When you reach the Potato Harbor overlook, there is a place to sit on the ground, relax and enjoy the stunning view. To the west sits the bulk of the largest island off the west coast of the United States. Much of the 96 square mile island – everything west of Prisoners Harbor – is managed by The Nature Conservancy. A small, non-profit organization, The Nature Conservancy and National Park Service work together to ensure the protection of the island. Unlike the National Park Service portion of the island however, to hike on land managed by the Conservancy you need a special permit.
To the left, at the top of Potato Harbor, a small steep trail leads down and out of sight. It’s at the cliff’s edge, there are no rails and it’s not much of a path for that matter. But I thought it might lead to a better view, so it really wasn’t a difficult decision. A short walk down the narrow path, a little slide down some rocks and there it is. The best view of Potato Harbor. I sit and take photos. Then I just sit. I can hear waves softy pounding the small beach hundreds of feet below. Sea lions bark and moan, their voices circling the horse shoe harbor then flung to the ocean. A breeze provides background music. I have the feeling of being serenaded by a three piece orchestra, just before I fall asleep.
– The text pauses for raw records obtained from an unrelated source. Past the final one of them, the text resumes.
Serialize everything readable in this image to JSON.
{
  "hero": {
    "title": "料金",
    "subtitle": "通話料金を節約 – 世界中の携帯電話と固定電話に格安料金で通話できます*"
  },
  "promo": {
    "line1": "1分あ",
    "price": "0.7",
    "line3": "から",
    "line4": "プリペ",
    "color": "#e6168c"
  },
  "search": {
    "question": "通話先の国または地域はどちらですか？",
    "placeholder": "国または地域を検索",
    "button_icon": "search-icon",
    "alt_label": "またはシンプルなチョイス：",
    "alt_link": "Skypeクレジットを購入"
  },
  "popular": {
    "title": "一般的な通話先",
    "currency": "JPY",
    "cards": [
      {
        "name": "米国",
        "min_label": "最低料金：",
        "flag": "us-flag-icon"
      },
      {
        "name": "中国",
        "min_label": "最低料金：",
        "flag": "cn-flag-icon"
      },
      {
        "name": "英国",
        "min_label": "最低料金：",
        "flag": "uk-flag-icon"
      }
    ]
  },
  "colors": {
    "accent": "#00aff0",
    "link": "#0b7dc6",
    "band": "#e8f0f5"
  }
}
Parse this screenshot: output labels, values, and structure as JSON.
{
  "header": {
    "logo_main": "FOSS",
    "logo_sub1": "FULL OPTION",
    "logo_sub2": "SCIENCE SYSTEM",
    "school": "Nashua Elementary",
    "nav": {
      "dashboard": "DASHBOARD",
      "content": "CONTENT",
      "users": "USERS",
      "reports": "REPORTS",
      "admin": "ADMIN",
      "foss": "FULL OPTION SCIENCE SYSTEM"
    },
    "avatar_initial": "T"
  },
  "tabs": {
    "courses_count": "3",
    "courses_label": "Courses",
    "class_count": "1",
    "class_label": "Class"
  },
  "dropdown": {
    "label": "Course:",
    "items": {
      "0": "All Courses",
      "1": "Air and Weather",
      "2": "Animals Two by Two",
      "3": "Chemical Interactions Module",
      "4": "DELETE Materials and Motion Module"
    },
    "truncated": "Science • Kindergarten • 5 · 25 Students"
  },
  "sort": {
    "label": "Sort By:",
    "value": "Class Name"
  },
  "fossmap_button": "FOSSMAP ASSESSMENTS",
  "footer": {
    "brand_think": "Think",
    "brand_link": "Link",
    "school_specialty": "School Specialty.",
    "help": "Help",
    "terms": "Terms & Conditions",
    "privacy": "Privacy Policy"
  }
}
When I woke up, I scrambled back to the top and the viewing area. It was empty. I looked at my phone – exactly 90 minutes to get back to the boat. I retraced the ridge line for a little over a mile, until it forked. To the right was the harbor blow. To the left and seemingly straight up, was Cavern Point. I turned left and started to climb. My thinking was that heading downhill would be quicker than the climb and I could make up some time. Who wants to get to a boat early?
The path to Cavern Point stayed away from the cliff’s edge, but turnouts existed if you wanted to test your footing. Each one provided a new view of the island. Each allowed you to see something that the last vantage point did not. One hundred foot rocks filled with birds sat just inside a cove. Massive beds of giant kelp floated next to shore, clearly visible even from the sandstone cliffs. Caves carved from the rock over thousands of years, invited water in and then sprayed it back to the sea when it found its end.
Hiking back to Scorpion Harbor took me over several fields full of short, color faded plants, yellow grasses and broken rock. After a distance I could see the tops of the eucalyptus trees in the campground. Twenty minutes till departure. The trail turned into a small rock scramble and I had to use both hands to get down the slope before being spit out at the far end of the campground. As I walked into the harbor I spotted Joshi, sitting on the rocky beach, staring out of the water. The boat was just beginning to board. Hi Joshi. “Hey Smitty. I didn’t know if you’d make it. How was your nap?” It was wonderful. How did you know I took a nap? “I looked over the edge of the trail and there you were.” I’m glad I woke up. “What a day.” Magnificent day. Did you find what you were looking for? “Yes.”